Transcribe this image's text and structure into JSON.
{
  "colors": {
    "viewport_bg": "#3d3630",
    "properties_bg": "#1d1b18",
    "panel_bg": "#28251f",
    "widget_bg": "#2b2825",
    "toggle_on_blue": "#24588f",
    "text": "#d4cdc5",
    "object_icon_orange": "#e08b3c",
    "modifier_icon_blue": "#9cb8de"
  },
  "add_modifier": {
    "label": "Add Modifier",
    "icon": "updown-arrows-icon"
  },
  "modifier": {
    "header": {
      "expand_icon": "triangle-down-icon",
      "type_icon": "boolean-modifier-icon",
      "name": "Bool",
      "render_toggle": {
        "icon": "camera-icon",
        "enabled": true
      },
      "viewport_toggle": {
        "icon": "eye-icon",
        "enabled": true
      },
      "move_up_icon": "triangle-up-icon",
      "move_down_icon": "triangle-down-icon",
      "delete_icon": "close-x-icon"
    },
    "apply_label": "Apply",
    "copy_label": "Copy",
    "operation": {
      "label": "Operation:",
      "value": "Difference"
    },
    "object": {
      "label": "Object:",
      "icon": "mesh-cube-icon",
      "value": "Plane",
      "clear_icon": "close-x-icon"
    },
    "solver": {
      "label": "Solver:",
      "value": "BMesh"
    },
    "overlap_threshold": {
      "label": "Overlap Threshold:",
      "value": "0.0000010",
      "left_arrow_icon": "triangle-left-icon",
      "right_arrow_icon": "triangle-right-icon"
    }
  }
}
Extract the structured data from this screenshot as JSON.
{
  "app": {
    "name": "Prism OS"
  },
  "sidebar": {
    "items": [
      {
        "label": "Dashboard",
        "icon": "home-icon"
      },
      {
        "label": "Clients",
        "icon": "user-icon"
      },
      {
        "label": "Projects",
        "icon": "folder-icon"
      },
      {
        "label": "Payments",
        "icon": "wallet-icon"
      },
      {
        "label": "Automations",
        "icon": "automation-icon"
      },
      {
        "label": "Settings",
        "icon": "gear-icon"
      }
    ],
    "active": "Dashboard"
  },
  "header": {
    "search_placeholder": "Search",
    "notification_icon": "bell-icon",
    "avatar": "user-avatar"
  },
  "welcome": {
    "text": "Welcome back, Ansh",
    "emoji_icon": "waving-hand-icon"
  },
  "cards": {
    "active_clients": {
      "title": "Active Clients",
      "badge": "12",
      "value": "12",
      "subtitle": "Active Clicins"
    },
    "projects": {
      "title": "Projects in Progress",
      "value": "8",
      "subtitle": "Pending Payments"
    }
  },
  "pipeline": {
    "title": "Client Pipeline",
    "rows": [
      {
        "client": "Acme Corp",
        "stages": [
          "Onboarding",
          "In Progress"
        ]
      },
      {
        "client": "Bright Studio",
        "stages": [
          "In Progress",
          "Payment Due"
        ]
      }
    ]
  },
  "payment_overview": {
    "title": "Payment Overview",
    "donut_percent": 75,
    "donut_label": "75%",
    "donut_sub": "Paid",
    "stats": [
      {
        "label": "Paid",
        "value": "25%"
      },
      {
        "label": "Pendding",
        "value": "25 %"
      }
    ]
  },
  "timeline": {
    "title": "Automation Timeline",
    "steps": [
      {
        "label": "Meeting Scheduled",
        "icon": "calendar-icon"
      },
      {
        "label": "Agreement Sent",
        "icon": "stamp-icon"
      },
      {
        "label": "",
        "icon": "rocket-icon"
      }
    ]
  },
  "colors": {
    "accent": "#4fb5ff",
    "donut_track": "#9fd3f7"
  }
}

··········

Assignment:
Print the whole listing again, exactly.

Answer area:
Transcribe this image's text and structure into JSON.
{
  "colors": {
    "viewport_bg": "#3d3630",
    "properties_bg": "#1d1b18",
    "panel_bg": "#28251f",
    "widget_bg": "#2b2825",
    "toggle_on_blue": "#24588f",
    "text": "#d4cdc5",
    "object_icon_orange": "#e08b3c",
    "modifier_icon_blue": "#9cb8de"
  },
  "add_modifier": {
    "label": "Add Modifier",
    "icon": "updown-arrows-icon"
  },
  "modifier": {
    "header": {
      "expand_icon": "triangle-down-icon",
      "type_icon": "boolean-modifier-icon",
      "name": "Bool",
      "render_toggle": {
        "icon": "camera-icon",
        "enabled": true
      },
      "viewport_toggle": {
        "icon": "eye-icon",
        "enabled": true
      },
      "move_up_icon": "triangle-up-icon",
      "move_down_icon": "triangle-down-icon",
      "delete_icon": "close-x-icon"
    },
    "apply_label": "Apply",
    "copy_label": "Copy",
    "operation": {
      "label": "Operation:",
      "value": "Difference"
    },
    "object": {
      "label": "Object:",
      "icon": "mesh-cube-icon",
      "value": "Plane",
      "clear_icon": "close-x-icon"
    },
    "solver": {
      "label": "Solver:",
      "value": "BMesh"
    },
    "overlap_threshold": {
      "label": "Overlap Threshold:",
      "value": "0.0000010",
      "left_arrow_icon": "triangle-left-icon",
      "right_arrow_icon": "triangle-right-icon"
    }
  }
}
Extract the structured data from this screenshot as JSON.
{
  "app": {
    "name": "Prism OS"
  },
  "sidebar": {
    "items": [
      {
        "label": "Dashboard",
        "icon": "home-icon"
      },
      {
        "label": "Clients",
        "icon": "user-icon"
      },
      {
        "label": "Projects",
        "icon": "folder-icon"
      },
      {
        "label": "Payments",
        "icon": "wallet-icon"
      },
      {
        "label": "Automations",
        "icon": "automation-icon"
      },
      {
        "label": "Settings",
        "icon": "gear-icon"
      }
    ],
    "active": "Dashboard"
  },
  "header": {
    "search_placeholder": "Search",
    "notification_icon": "bell-icon",
    "avatar": "user-avatar"
  },
  "welcome": {
    "text": "Welcome back, Ansh",
    "emoji_icon": "waving-hand-icon"
  },
  "cards": {
    "active_clients": {
      "title": "Active Clients",
      "badge": "12",
      "value": "12",
      "subtitle": "Active Clicins"
    },
    "projects": {
      "title": "Projects in Progress",
      "value": "8",
      "subtitle": "Pending Payments"
    }
  },
  "pipeline": {
    "title": "Client Pipeline",
    "rows": [
      {
        "client": "Acme Corp",
        "stages": [
          "Onboarding",
          "In Progress"
        ]
      },
      {
        "client": "Bright Studio",
        "stages": [
          "In Progress",
          "Payment Due"
        ]
      }
    ]
  },
  "payment_overview": {
    "title": "Payment Overview",
    "donut_percent": 75,
    "donut_label": "75%",
    "donut_sub": "Paid",
    "stats": [
      {
        "label": "Paid",
        "value": "25%"
      },
      {
        "label": "Pendding",
        "value": "25 %"
      }
    ]
  },
  "timeline": {
    "title": "Automation Timeline",
    "steps": [
      {
        "label": "Meeting Scheduled",
        "icon": "calendar-icon"
      },
      {
        "label": "Agreement Sent",
        "icon": "stamp-icon"
      },
      {
        "label": "",
        "icon": "rocket-icon"
      }
    ]
  },
  "colors": {
    "accent": "#4fb5ff",
    "donut_track": "#9fd3f7"
  }
}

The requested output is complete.